EXERCISE AIM: Please return every entry below exactly as written, without any of its pictures.

MATERIAL FOR THE TASK:
╭──

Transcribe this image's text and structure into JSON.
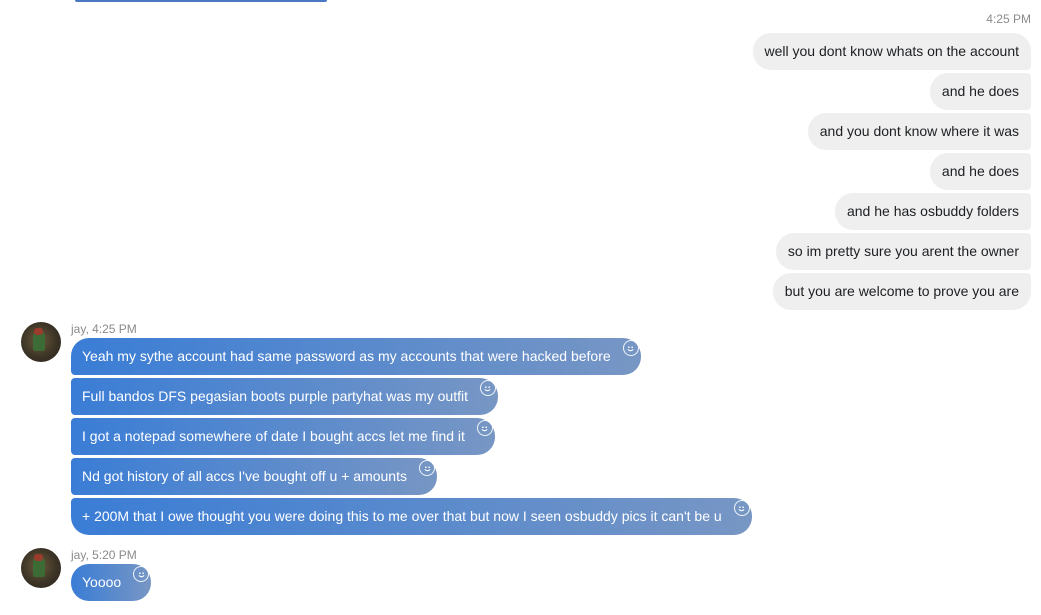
{
  "outgoing": {
    "time": "4:25 PM",
    "messages": [
      "well you dont know whats on the account",
      "and he does",
      "and you dont know where it was",
      "and he does",
      "and he has osbuddy folders",
      "so im pretty sure you arent the owner",
      "but you are welcome to prove you are"
    ]
  },
  "incoming_1": {
    "sender_time": "jay, 4:25 PM",
    "messages": [
      "Yeah my sythe account had same password as my accounts that were hacked before",
      "Full bandos DFS pegasian boots purple partyhat was my outfit",
      "I got a notepad somewhere of date I bought accs let me find it",
      "Nd got history of all accs I've bought off u + amounts",
      "+ 200M that I owe thought you were doing this to me over that but now I seen osbuddy pics it can't be u"
    ]
  },
  "incoming_2": {
    "sender_time": "jay, 5:20 PM",
    "messages": [
      "Yoooo"
    ]
  },
  "colors": {
    "incoming_start": "#3a7dd6",
    "incoming_end": "#7796c4",
    "outgoing_bg": "#efefef"
  },
  "icons": {
    "reaction": "smiley-reaction-icon"
  }
}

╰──

YOUR SOLUTION:
Transcribe this image's text and structure into JSON.
{
  "outgoing": {
    "time": "4:25 PM",
    "messages": [
      "well you dont know whats on the account",
      "and he does",
      "and you dont know where it was",
      "and he does",
      "and he has osbuddy folders",
      "so im pretty sure you arent the owner",
      "but you are welcome to prove you are"
    ]
  },
  "incoming_1": {
    "sender_time": "jay, 4:25 PM",
    "messages": [
      "Yeah my sythe account had same password as my accounts that were hacked before",
      "Full bandos DFS pegasian boots purple partyhat was my outfit",
      "I got a notepad somewhere of date I bought accs let me find it",
      "Nd got history of all accs I've bought off u + amounts",
      "+ 200M that I owe thought you were doing this to me over that but now I seen osbuddy pics it can't be u"
    ]
  },
  "incoming_2": {
    "sender_time": "jay, 5:20 PM",
    "messages": [
      "Yoooo"
    ]
  },
  "colors": {
    "incoming_start": "#3a7dd6",
    "incoming_end": "#7796c4",
    "outgoing_bg": "#efefef"
  },
  "icons": {
    "reaction": "smiley-reaction-icon"
  }
}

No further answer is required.